START Materials provided

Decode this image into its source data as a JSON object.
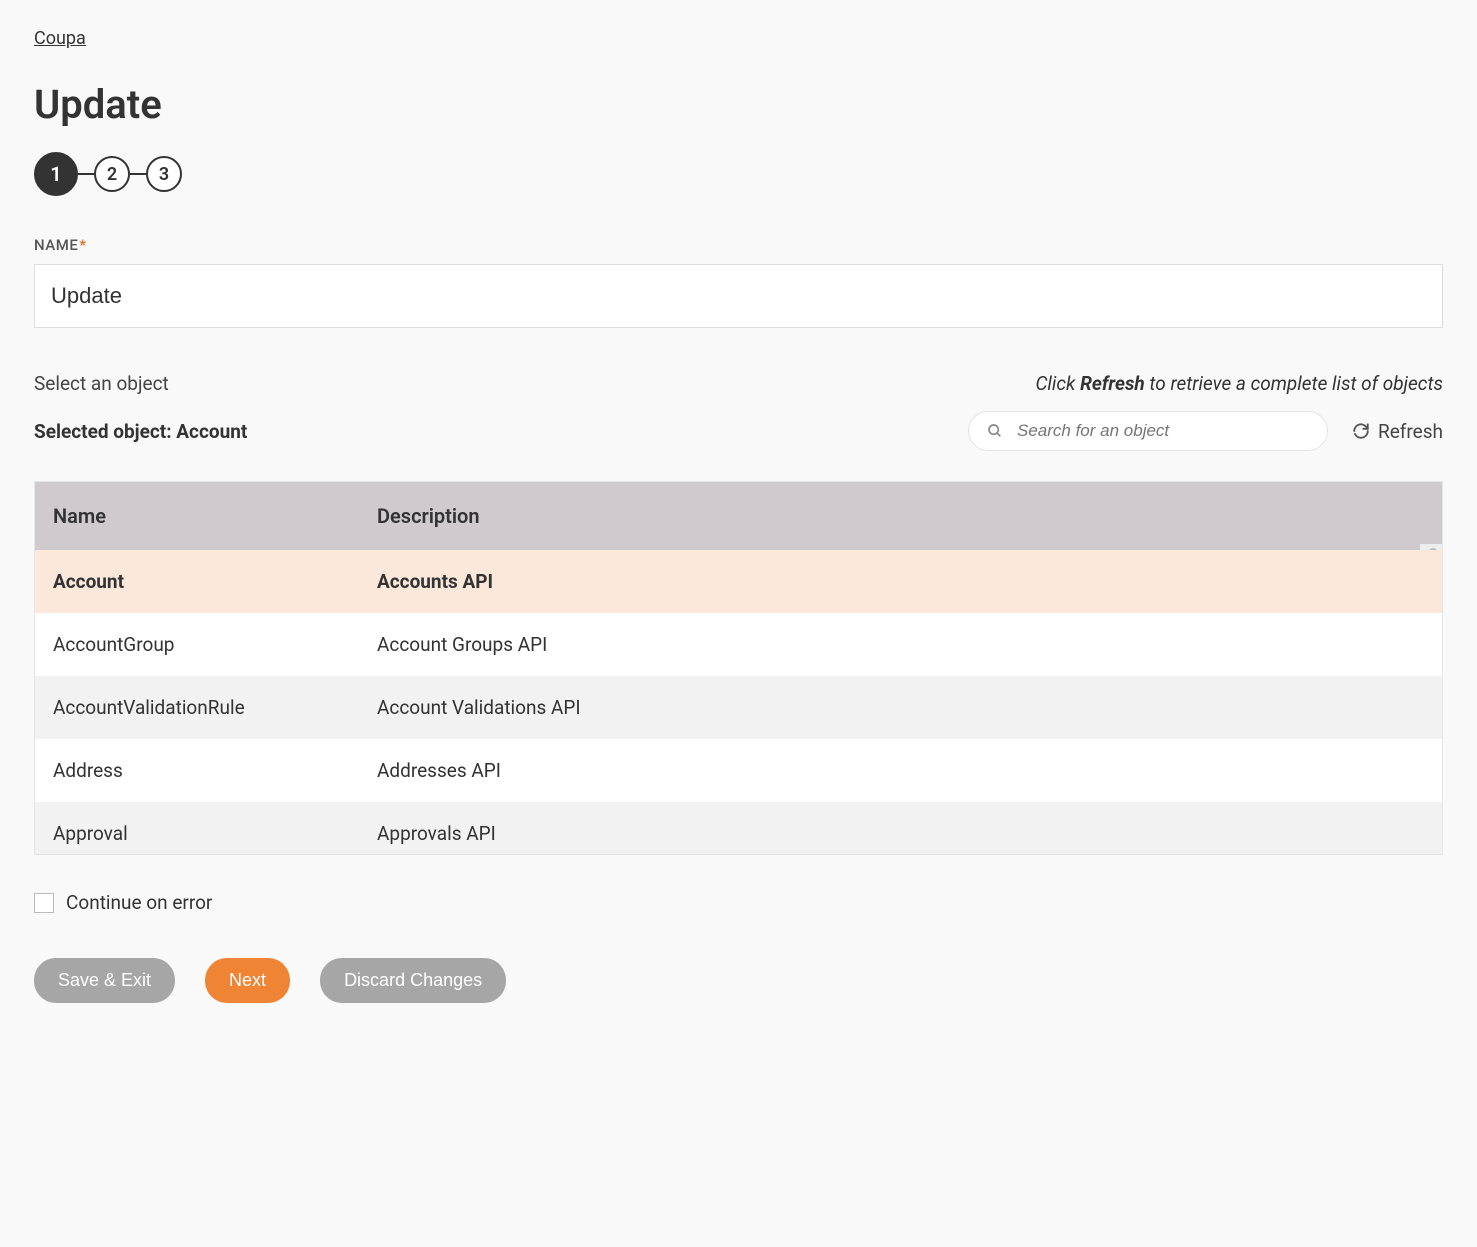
{
  "breadcrumb": "Coupa",
  "page_title": "Update",
  "stepper": {
    "steps": [
      "1",
      "2",
      "3"
    ],
    "active_index": 0
  },
  "name_field": {
    "label": "NAME",
    "required": "*",
    "value": "Update"
  },
  "object_section": {
    "prompt": "Select an object",
    "refresh_hint_prefix": "Click ",
    "refresh_hint_bold": "Refresh",
    "refresh_hint_suffix": " to retrieve a complete list of objects",
    "selected_prefix": "Selected object: ",
    "selected_value": "Account",
    "search_placeholder": "Search for an object",
    "refresh_label": "Refresh"
  },
  "table": {
    "headers": {
      "name": "Name",
      "description": "Description"
    },
    "rows": [
      {
        "name": "Account",
        "description": "Accounts API",
        "selected": true
      },
      {
        "name": "AccountGroup",
        "description": "Account Groups API",
        "selected": false
      },
      {
        "name": "AccountValidationRule",
        "description": "Account Validations API",
        "selected": false
      },
      {
        "name": "Address",
        "description": "Addresses API",
        "selected": false
      },
      {
        "name": "Approval",
        "description": "Approvals API",
        "selected": false
      }
    ]
  },
  "continue_on_error_label": "Continue on error",
  "buttons": {
    "save_exit": "Save & Exit",
    "next": "Next",
    "discard": "Discard Changes"
  }
}
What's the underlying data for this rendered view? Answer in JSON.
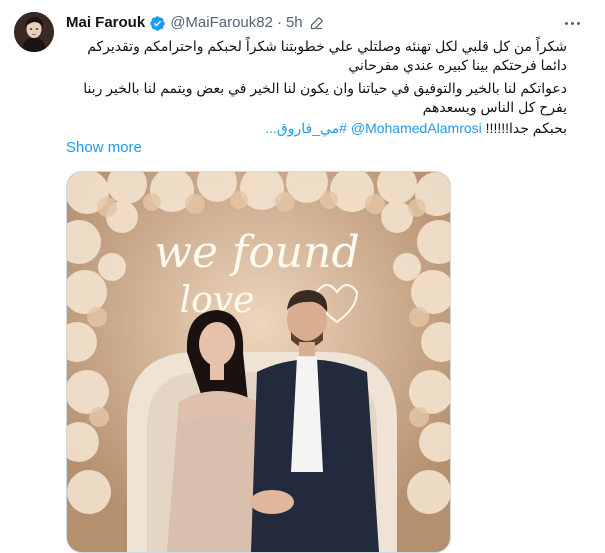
{
  "tweet": {
    "author_name": "Mai Farouk",
    "handle": "@MaiFarouk82",
    "separator": "·",
    "time": "5h",
    "text_line_1": "شكراً من كل قلبي لكل تهنئه وصلتلي علي خطوبتنا شكراً لحبكم واحترامكم وتقديركم دائما فرحتكم بينا كبيره عندي مفرحاني",
    "text_line_2": "دعواتكم لنا بالخير والتوفيق في حياتنا وان يكون لنا الخير في بعض ويتمم لنا بالخير ربنا يفرح كل الناس ويسعدهم",
    "text_thanks": "بحبكم جدا!!!!!!",
    "mention": "@MohamedAlamrosi",
    "hashtag": "#مي_فاروق...",
    "show_more": "Show more",
    "image_text_1": "we found",
    "image_text_2": "love"
  },
  "icons": {
    "verified": "verified-badge-icon",
    "edit": "edited-pencil-icon",
    "more": "more-dots-icon"
  },
  "colors": {
    "link": "#1d9bf0",
    "secondary_text": "#536471",
    "primary_text": "#0f1419"
  }
}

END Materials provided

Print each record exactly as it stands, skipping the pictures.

Decode this image into its source data as a JSON object.
{
  "breadcrumb": "Coupa",
  "page_title": "Update",
  "stepper": {
    "steps": [
      "1",
      "2",
      "3"
    ],
    "active_index": 0
  },
  "name_field": {
    "label": "NAME",
    "required": "*",
    "value": "Update"
  },
  "object_section": {
    "prompt": "Select an object",
    "refresh_hint_prefix": "Click ",
    "refresh_hint_bold": "Refresh",
    "refresh_hint_suffix": " to retrieve a complete list of objects",
    "selected_prefix": "Selected object: ",
    "selected_value": "Account",
    "search_placeholder": "Search for an object",
    "refresh_label": "Refresh"
  },
  "table": {
    "headers": {
      "name": "Name",
      "description": "Description"
    },
    "rows": [
      {
        "name": "Account",
        "description": "Accounts API",
        "selected": true
      },
      {
        "name": "AccountGroup",
        "description": "Account Groups API",
        "selected": false
      },
      {
        "name": "AccountValidationRule",
        "description": "Account Validations API",
        "selected": false
      },
      {
        "name": "Address",
        "description": "Addresses API",
        "selected": false
      },
      {
        "name": "Approval",
        "description": "Approvals API",
        "selected": false
      }
    ]
  },
  "continue_on_error_label": "Continue on error",
  "buttons": {
    "save_exit": "Save & Exit",
    "next": "Next",
    "discard": "Discard Changes"
  }
}
What's the underlying data for this rendered view? Answer in JSON.
{
  "tweet": {
    "author_name": "Mai Farouk",
    "handle": "@MaiFarouk82",
    "separator": "·",
    "time": "5h",
    "text_line_1": "شكراً من كل قلبي لكل تهنئه وصلتلي علي خطوبتنا شكراً لحبكم واحترامكم وتقديركم دائما فرحتكم بينا كبيره عندي مفرحاني",
    "text_line_2": "دعواتكم لنا بالخير والتوفيق في حياتنا وان يكون لنا الخير في بعض ويتمم لنا بالخير ربنا يفرح كل الناس ويسعدهم",
    "text_thanks": "بحبكم جدا!!!!!!",
    "mention": "@MohamedAlamrosi",
    "hashtag": "#مي_فاروق...",
    "show_more": "Show more",
    "image_text_1": "we found",
    "image_text_2": "love"
  },
  "icons": {
    "verified": "verified-badge-icon",
    "edit": "edited-pencil-icon",
    "more": "more-dots-icon"
  },
  "colors": {
    "link": "#1d9bf0",
    "secondary_text": "#536471",
    "primary_text": "#0f1419"
  }
}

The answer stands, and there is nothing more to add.